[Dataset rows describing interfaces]
■ ■ ■ ■
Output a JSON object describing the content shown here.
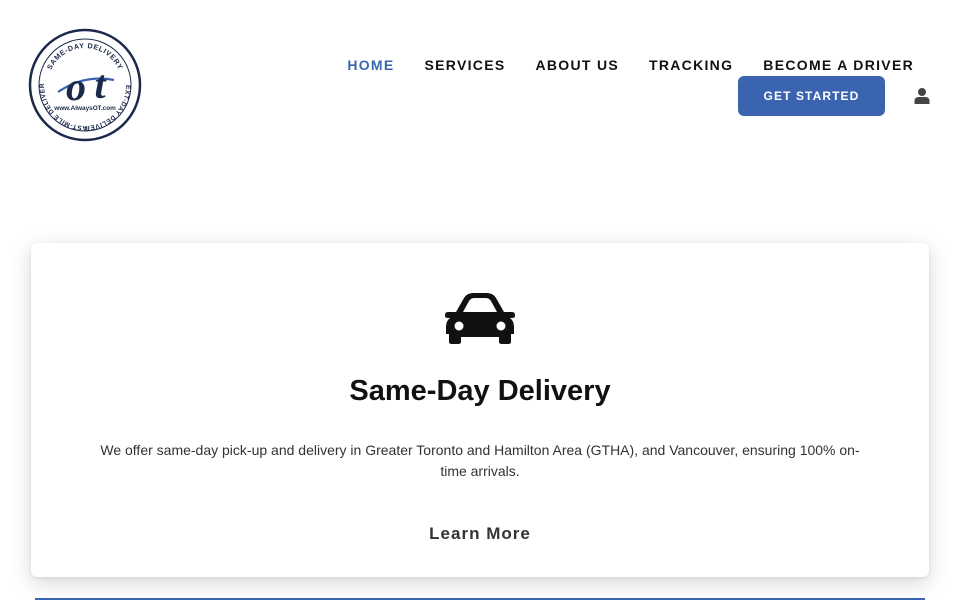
{
  "logo": {
    "ring_top_text": "SAME-DAY DELIVERY",
    "ring_right_text": "NEXT-DAY DELIVERY",
    "ring_left_text": "LAST-MILE DELIVERY",
    "mark_o": "o",
    "mark_t": "t",
    "website": "www.AlwaysOT.com"
  },
  "nav": {
    "items": [
      {
        "label": "HOME",
        "active": true
      },
      {
        "label": "SERVICES",
        "active": false
      },
      {
        "label": "ABOUT US",
        "active": false
      },
      {
        "label": "TRACKING",
        "active": false
      },
      {
        "label": "BECOME A DRIVER",
        "active": false
      }
    ],
    "cta_label": "GET STARTED",
    "user_icon": "user-icon"
  },
  "card": {
    "icon": "car-icon",
    "title": "Same-Day Delivery",
    "description": "We offer same-day pick-up and delivery in Greater Toronto and Hamilton Area (GTHA), and Vancouver, ensuring 100% on-time arrivals.",
    "link_label": "Learn More"
  },
  "colors": {
    "accent": "#3b64b0",
    "active_nav": "#3a67ab",
    "text": "#111111",
    "logo_dark": "#1b2a4a"
  }
}
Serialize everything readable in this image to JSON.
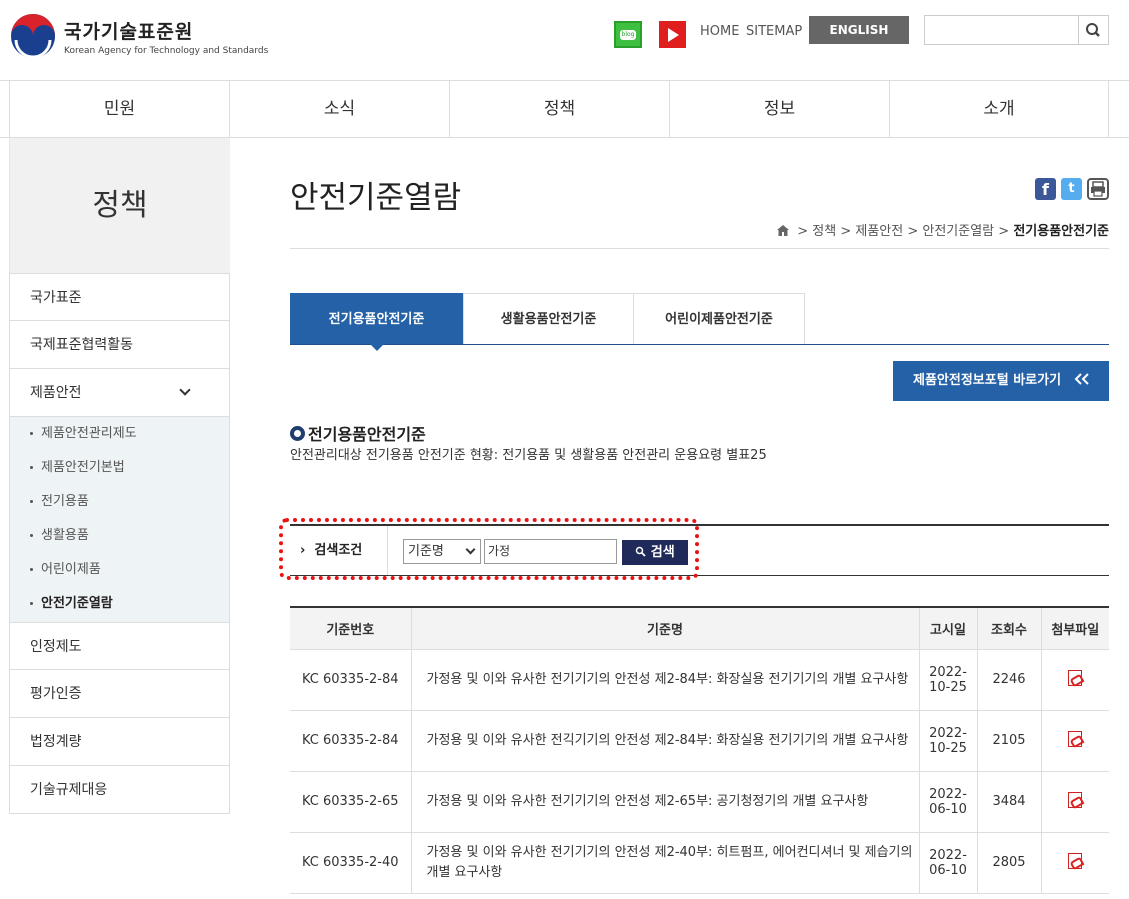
{
  "header": {
    "logo_ko": "국가기술표준원",
    "logo_en": "Korean Agency for Technology and Standards",
    "links": [
      "HOME",
      "SITEMAP"
    ],
    "english_button": "ENGLISH",
    "search_placeholder": ""
  },
  "gnb": [
    "민원",
    "소식",
    "정책",
    "정보",
    "소개"
  ],
  "sidebar": {
    "title": "정책",
    "items_top": [
      "국가표준",
      "국제표준협력활동"
    ],
    "expanded_item": "제품안전",
    "sub_items": [
      "제품안전관리제도",
      "제품안전기본법",
      "전기용품",
      "생활용품",
      "어린이제품",
      "안전기준열람"
    ],
    "active_sub": "안전기준열람",
    "items_bottom": [
      "인정제도",
      "평가인증",
      "법정계량",
      "기술규제대응"
    ]
  },
  "content": {
    "page_title": "안전기준열람",
    "breadcrumb": [
      "정책",
      "제품안전",
      "안전기준열람",
      "전기용품안전기준"
    ],
    "tabs": [
      "전기용품안전기준",
      "생활용품안전기준",
      "어린이제품안전기준"
    ],
    "active_tab": "전기용품안전기준",
    "portal_button": "제품안전정보포털 바로가기",
    "section_title": "전기용품안전기준",
    "section_desc": "안전관리대상 전기용품 안전기준 현황: 전기용품 및 생활용품 안전관리 운용요령 별표25",
    "search": {
      "label": "검색조건",
      "select_value": "기준명",
      "input_value": "가정",
      "button": "검색"
    },
    "table": {
      "headers": [
        "기준번호",
        "기준명",
        "고시일",
        "조회수",
        "첨부파일"
      ],
      "rows": [
        {
          "no": "KC 60335-2-84",
          "name": "가정용 및 이와 유사한 전기기기의 안전성 제2-84부: 화장실용 전기기기의 개별 요구사항",
          "date": "2022-10-25",
          "views": "2246"
        },
        {
          "no": "KC 60335-2-84",
          "name": "가정용 및 이와 유사한 전긱기기의 안전성 제2-84부: 화장실용 전기기기의 개별 요구사항",
          "date": "2022-10-25",
          "views": "2105"
        },
        {
          "no": "KC 60335-2-65",
          "name": "가정용 및 이와 유사한 전기기기의 안전성 제2-65부: 공기청정기의 개별 요구사항",
          "date": "2022-06-10",
          "views": "3484"
        },
        {
          "no": "KC 60335-2-40",
          "name": "가정용 및 이와 유사한 전기기기의 안전성 제2-40부: 히트펌프, 에어컨디셔너 및 제습기의 개별 요구사항",
          "date": "2022-06-10",
          "views": "2805"
        }
      ]
    }
  }
}
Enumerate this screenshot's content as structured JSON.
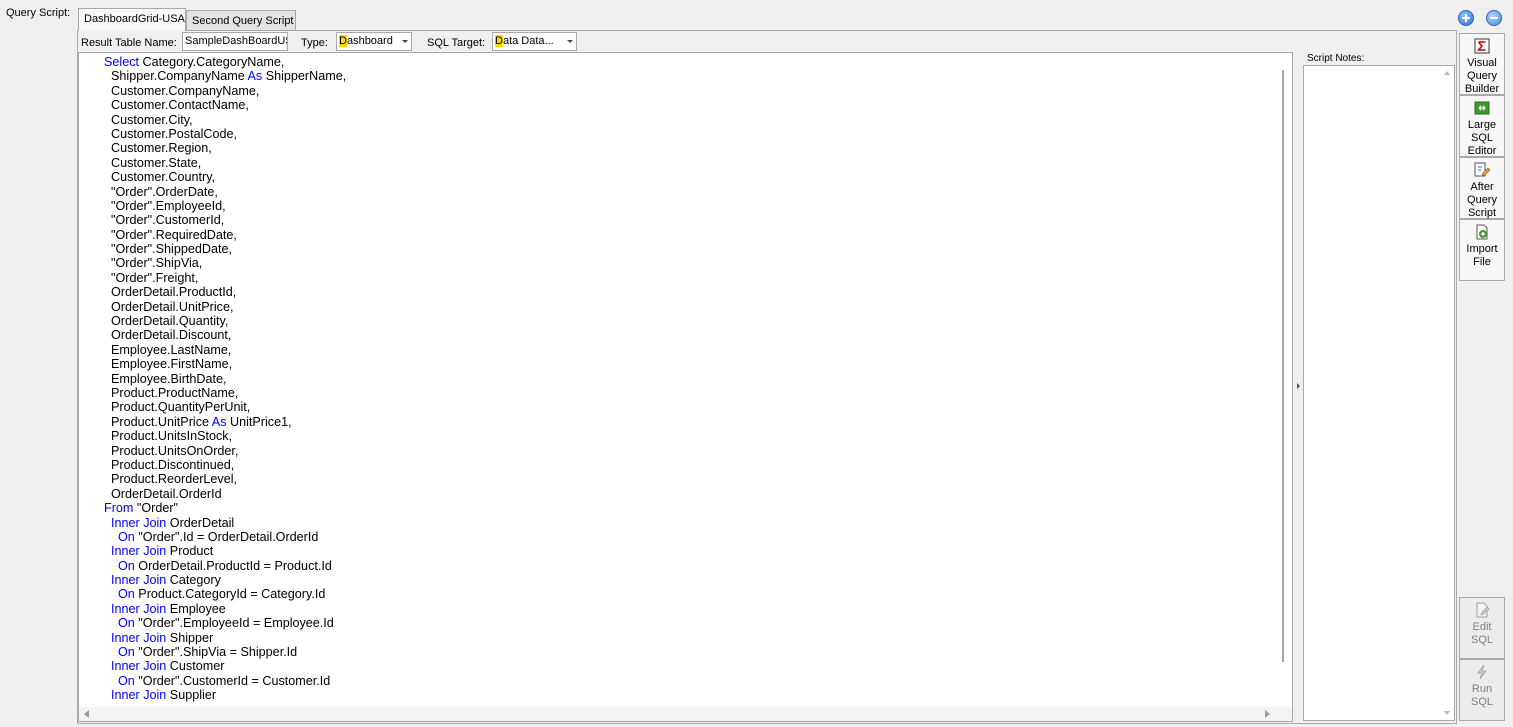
{
  "query_script_label": "Query Script:",
  "tabs": [
    {
      "label": "DashboardGrid-USA",
      "active": true
    },
    {
      "label": "Second Query Script",
      "active": false
    }
  ],
  "fields": {
    "result_table_label": "Result Table Name:",
    "result_table_value": "SampleDashBoardUS",
    "type_label": "Type:",
    "type_value_first": "D",
    "type_value_rest": "ashboard",
    "sql_target_label": "SQL Target:",
    "sql_target_value_first": "D",
    "sql_target_value_rest": "ata Data..."
  },
  "notes": {
    "label": "Script Notes:",
    "value": ""
  },
  "toolbar": {
    "visual_query_builder": "Visual\nQuery\nBuilder",
    "large_sql_editor": "Large\nSQL\nEditor",
    "after_query_script": "After\nQuery\nScript",
    "import_file": "Import\nFile",
    "edit_sql": "Edit\nSQL",
    "run_sql": "Run\nSQL"
  },
  "colors": {
    "keyword": "#0000ff",
    "highlight": "#ffd800"
  },
  "icons": [
    "add-circle-icon",
    "remove-circle-icon",
    "sigma-icon",
    "editor-icon",
    "script-pencil-icon",
    "import-file-icon",
    "edit-sql-icon",
    "lightning-icon"
  ],
  "code_lines": [
    {
      "indent": "",
      "kw": "Select",
      "text": " Category.CategoryName,"
    },
    {
      "indent": "  ",
      "kw": "",
      "text": "Shipper.CompanyName ",
      "kw2": "As",
      "text2": " ShipperName,"
    },
    {
      "indent": "  ",
      "kw": "",
      "text": "Customer.CompanyName,"
    },
    {
      "indent": "  ",
      "kw": "",
      "text": "Customer.ContactName,"
    },
    {
      "indent": "  ",
      "kw": "",
      "text": "Customer.City,"
    },
    {
      "indent": "  ",
      "kw": "",
      "text": "Customer.PostalCode,"
    },
    {
      "indent": "  ",
      "kw": "",
      "text": "Customer.Region,"
    },
    {
      "indent": "  ",
      "kw": "",
      "text": "Customer.State,"
    },
    {
      "indent": "  ",
      "kw": "",
      "text": "Customer.Country,"
    },
    {
      "indent": "  ",
      "kw": "",
      "text": "\"Order\".OrderDate,"
    },
    {
      "indent": "  ",
      "kw": "",
      "text": "\"Order\".EmployeeId,"
    },
    {
      "indent": "  ",
      "kw": "",
      "text": "\"Order\".CustomerId,"
    },
    {
      "indent": "  ",
      "kw": "",
      "text": "\"Order\".RequiredDate,"
    },
    {
      "indent": "  ",
      "kw": "",
      "text": "\"Order\".ShippedDate,"
    },
    {
      "indent": "  ",
      "kw": "",
      "text": "\"Order\".ShipVia,"
    },
    {
      "indent": "  ",
      "kw": "",
      "text": "\"Order\".Freight,"
    },
    {
      "indent": "  ",
      "kw": "",
      "text": "OrderDetail.ProductId,"
    },
    {
      "indent": "  ",
      "kw": "",
      "text": "OrderDetail.UnitPrice,"
    },
    {
      "indent": "  ",
      "kw": "",
      "text": "OrderDetail.Quantity,"
    },
    {
      "indent": "  ",
      "kw": "",
      "text": "OrderDetail.Discount,"
    },
    {
      "indent": "  ",
      "kw": "",
      "text": "Employee.LastName,"
    },
    {
      "indent": "  ",
      "kw": "",
      "text": "Employee.FirstName,"
    },
    {
      "indent": "  ",
      "kw": "",
      "text": "Employee.BirthDate,"
    },
    {
      "indent": "  ",
      "kw": "",
      "text": "Product.ProductName,"
    },
    {
      "indent": "  ",
      "kw": "",
      "text": "Product.QuantityPerUnit,"
    },
    {
      "indent": "  ",
      "kw": "",
      "text": "Product.UnitPrice ",
      "kw2": "As",
      "text2": " UnitPrice1,"
    },
    {
      "indent": "  ",
      "kw": "",
      "text": "Product.UnitsInStock,"
    },
    {
      "indent": "  ",
      "kw": "",
      "text": "Product.UnitsOnOrder,"
    },
    {
      "indent": "  ",
      "kw": "",
      "text": "Product.Discontinued,"
    },
    {
      "indent": "  ",
      "kw": "",
      "text": "Product.ReorderLevel,"
    },
    {
      "indent": "  ",
      "kw": "",
      "text": "OrderDetail.OrderId"
    },
    {
      "indent": "",
      "kw": "From",
      "text": " \"Order\""
    },
    {
      "indent": "  ",
      "kw": "Inner Join",
      "text": " OrderDetail"
    },
    {
      "indent": "    ",
      "kw": "On",
      "text": " \"Order\".Id = OrderDetail.OrderId"
    },
    {
      "indent": "  ",
      "kw": "Inner Join",
      "text": " Product"
    },
    {
      "indent": "    ",
      "kw": "On",
      "text": " OrderDetail.ProductId = Product.Id"
    },
    {
      "indent": "  ",
      "kw": "Inner Join",
      "text": " Category"
    },
    {
      "indent": "    ",
      "kw": "On",
      "text": " Product.CategoryId = Category.Id"
    },
    {
      "indent": "  ",
      "kw": "Inner Join",
      "text": " Employee"
    },
    {
      "indent": "    ",
      "kw": "On",
      "text": " \"Order\".EmployeeId = Employee.Id"
    },
    {
      "indent": "  ",
      "kw": "Inner Join",
      "text": " Shipper"
    },
    {
      "indent": "    ",
      "kw": "On",
      "text": " \"Order\".ShipVia = Shipper.Id"
    },
    {
      "indent": "  ",
      "kw": "Inner Join",
      "text": " Customer"
    },
    {
      "indent": "    ",
      "kw": "On",
      "text": " \"Order\".CustomerId = Customer.Id"
    },
    {
      "indent": "  ",
      "kw": "Inner Join",
      "text": " Supplier"
    }
  ]
}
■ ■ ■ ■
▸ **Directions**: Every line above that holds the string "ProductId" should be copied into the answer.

▸ **Result of the exercise**:
      "text": "OrderDetail.ProductId,"
      "text": " OrderDetail.ProductId = Product.Id"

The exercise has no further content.